The charts below show the impact of a -25% demand shock and the corresponding GDP evolution from 2020 to 2023. The resulting projection has 3 elements: (i) an initial GDP growth reduction due to the shock, followed by recovery because of increased consumer spending, (ii) a return to production due to global demand increase, and (iii) a period of instability after the overshoot of global supply to global demand.
This is the typical behaviour of the debt-driven economic system, characterized by newly printed money provided to banks that can lend them to the private sector at marginal interest rates. This result is used as base run scenario for the analysis to follow. The increased money supply via banks leads to a possibility of a higher GDP growth in the medium turn but is usually followed by the increase in economic instability – the usual asset inflation driven boom and bust.
Now let’s turn our attention to the monetary targeting the consumer and/or companies. We have run a Monte Carlo simulation with 200 runs and six scenarios. The additional money supply was varied between 0 to 100% of the total money supply to be injected in the balance sheets of the (1) firms and (2) consumers for additional 6 months. 3 points in time for the start of the money supply intervention were chosen for each of the consumer and companies money supply scenarios (6 in total):
- March 2020 – exactly at the time the policy lockdown shock occurs
- September 2020 – the end of the lockdown, corresponding to the most likely lowest values for both inflation and GDP growth rate

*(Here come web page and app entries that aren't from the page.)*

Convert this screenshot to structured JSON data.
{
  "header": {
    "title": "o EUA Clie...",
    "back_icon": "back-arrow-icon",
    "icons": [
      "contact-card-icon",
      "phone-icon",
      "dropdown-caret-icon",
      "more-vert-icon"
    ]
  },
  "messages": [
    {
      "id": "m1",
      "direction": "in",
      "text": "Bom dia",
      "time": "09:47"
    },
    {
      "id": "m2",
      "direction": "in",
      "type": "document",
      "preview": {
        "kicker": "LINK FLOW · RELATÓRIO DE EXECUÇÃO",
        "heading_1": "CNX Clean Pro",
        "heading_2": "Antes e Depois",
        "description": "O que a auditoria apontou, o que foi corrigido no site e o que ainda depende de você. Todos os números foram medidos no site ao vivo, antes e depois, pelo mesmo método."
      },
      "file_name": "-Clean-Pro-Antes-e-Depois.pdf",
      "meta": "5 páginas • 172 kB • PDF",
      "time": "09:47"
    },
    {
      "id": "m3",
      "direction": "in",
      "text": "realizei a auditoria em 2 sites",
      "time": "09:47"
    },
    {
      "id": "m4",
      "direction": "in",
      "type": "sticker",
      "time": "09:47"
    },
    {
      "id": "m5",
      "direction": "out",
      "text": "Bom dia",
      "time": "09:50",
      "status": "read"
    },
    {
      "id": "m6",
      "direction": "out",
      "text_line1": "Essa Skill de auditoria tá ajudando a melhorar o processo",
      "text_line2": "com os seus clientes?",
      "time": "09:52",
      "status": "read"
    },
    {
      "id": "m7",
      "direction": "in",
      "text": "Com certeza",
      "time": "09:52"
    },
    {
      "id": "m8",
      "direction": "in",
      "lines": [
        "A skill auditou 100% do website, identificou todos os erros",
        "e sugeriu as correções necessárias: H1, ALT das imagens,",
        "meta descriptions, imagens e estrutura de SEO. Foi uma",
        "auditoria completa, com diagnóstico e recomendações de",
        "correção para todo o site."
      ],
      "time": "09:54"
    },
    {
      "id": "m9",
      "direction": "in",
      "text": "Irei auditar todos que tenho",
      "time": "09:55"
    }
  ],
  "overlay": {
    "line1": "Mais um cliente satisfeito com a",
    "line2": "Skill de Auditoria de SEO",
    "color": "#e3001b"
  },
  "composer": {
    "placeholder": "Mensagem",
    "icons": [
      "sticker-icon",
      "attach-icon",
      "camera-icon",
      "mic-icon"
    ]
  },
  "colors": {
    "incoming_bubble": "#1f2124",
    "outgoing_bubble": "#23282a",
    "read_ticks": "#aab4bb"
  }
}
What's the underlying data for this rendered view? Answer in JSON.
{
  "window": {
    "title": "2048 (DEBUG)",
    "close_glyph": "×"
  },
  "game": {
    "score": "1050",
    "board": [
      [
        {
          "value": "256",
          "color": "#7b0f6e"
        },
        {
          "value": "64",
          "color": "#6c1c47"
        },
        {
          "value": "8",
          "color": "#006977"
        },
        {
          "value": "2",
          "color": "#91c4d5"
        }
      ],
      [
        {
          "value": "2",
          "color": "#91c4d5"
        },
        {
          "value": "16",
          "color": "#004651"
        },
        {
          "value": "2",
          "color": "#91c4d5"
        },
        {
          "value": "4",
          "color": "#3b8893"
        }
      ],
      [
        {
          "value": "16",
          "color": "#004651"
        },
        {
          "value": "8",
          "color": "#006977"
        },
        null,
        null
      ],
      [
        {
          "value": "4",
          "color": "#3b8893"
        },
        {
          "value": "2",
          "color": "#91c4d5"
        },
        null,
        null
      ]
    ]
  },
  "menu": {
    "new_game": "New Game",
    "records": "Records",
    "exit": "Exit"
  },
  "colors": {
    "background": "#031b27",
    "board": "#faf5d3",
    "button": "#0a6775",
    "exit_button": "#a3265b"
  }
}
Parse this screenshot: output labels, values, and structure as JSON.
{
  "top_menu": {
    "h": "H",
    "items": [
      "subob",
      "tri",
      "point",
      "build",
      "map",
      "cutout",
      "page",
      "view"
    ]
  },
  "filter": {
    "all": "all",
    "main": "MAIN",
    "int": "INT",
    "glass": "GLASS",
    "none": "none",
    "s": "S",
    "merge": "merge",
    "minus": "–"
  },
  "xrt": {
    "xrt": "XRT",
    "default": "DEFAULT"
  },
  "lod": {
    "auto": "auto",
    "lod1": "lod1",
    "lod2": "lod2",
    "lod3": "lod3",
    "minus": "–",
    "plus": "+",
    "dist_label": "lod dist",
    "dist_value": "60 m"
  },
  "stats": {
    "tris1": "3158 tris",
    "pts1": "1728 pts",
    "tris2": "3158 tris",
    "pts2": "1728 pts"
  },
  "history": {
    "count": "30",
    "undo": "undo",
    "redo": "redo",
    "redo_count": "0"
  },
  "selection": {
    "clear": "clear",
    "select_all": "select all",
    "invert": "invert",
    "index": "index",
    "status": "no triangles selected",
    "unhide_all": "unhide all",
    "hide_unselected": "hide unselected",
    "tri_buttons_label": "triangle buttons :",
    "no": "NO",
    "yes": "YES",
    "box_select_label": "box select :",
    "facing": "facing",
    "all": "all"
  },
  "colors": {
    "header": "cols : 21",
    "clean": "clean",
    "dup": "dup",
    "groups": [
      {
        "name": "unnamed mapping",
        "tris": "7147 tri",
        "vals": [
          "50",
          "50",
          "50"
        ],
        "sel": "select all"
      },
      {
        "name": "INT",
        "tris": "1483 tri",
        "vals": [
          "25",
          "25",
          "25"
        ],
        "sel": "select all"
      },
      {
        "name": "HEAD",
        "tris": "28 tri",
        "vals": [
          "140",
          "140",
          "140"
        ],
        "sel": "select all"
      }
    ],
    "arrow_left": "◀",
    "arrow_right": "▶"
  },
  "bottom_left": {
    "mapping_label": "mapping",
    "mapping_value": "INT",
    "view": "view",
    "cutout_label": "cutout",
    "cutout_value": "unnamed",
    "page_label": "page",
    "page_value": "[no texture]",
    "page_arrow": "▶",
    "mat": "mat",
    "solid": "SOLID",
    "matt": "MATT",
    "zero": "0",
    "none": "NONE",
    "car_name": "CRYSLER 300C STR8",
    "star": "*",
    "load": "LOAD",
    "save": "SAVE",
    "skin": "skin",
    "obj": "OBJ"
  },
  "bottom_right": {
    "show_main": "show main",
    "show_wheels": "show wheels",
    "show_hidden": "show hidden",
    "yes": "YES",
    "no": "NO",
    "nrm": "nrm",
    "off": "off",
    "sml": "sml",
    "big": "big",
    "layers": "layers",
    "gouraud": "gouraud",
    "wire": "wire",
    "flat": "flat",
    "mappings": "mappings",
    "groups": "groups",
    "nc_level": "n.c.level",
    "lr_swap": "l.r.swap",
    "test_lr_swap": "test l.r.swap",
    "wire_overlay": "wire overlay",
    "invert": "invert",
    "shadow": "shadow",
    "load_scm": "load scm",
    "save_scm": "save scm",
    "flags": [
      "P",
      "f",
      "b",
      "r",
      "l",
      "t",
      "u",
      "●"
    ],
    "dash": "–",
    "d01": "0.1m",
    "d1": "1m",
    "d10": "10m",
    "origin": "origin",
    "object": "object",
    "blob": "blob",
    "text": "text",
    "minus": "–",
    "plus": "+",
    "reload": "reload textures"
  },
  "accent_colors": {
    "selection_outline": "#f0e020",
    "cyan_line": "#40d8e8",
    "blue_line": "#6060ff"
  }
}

- February 2021- the first peak for overall growth output to the demand driven recovery surge after the shutdown.
The simulations show that:
- Printing money at the start of the lockdown does not change much in the GDP and the inflation expectations. The main outcome is the slight reduction of firms default rate, and the increase of inflation when the economy fully re-opens.
- Every scenario in which the Households get direct new money injections results in higher inflation volatility due to higher consumption. Worryingly, there are also scenarios where inflation is getting completely out of control leading to hyperinflation outcomes.
- The most intelligent way to handle this crisis appears to be direct cash injections to firms either at the bottom or at the spike of inflation and recovery.
The following sensitivity analysis highlights the resulting differences due to the money injection timing. The chart below shows the results both in terms of Real GDP growth and overall inflation rates, when injecting helicopter money in the economy at the end of the lock down, thus supporting the quick recovery of the economy. This results in a higher inflation spike than in the initial scenario, thus devaluating currency, with slightly higher real GDP growth over that period. This is followed by a smoothed inflation rate, and a slightly higher and more stable growth rate over the following years.
Sensitivity on helicopter money in September 2020
On the other hand, injecting the money near the top of the first rebound peak (around February 2021) results in the similar medium -term GDP performance to the previous scenario, while the inflation volatility is much more subdued in the near to medium term to rise again thereafter. The usual boom and bust instabilities across the supply chain are better mitigated in this scenario due to the ability of firms to generate orders, activating production and delivery in a more measured manner.
Sensitivity of helicopter money in February 2021
The best time for the money creation appears to be exactly at the time the lockdown is released.
Exoshock is an interactive, hybrid modelling platform, which allows global organisations to reduce critical business risks to real-world events. The Exoshock model accurately simulates economic reality, capturing general market trends and calibrated against historical data. It’s an ideal solution for “forecasting” & “scenario planning” for all economic activity including impacts of Covid-19 and environmental variables.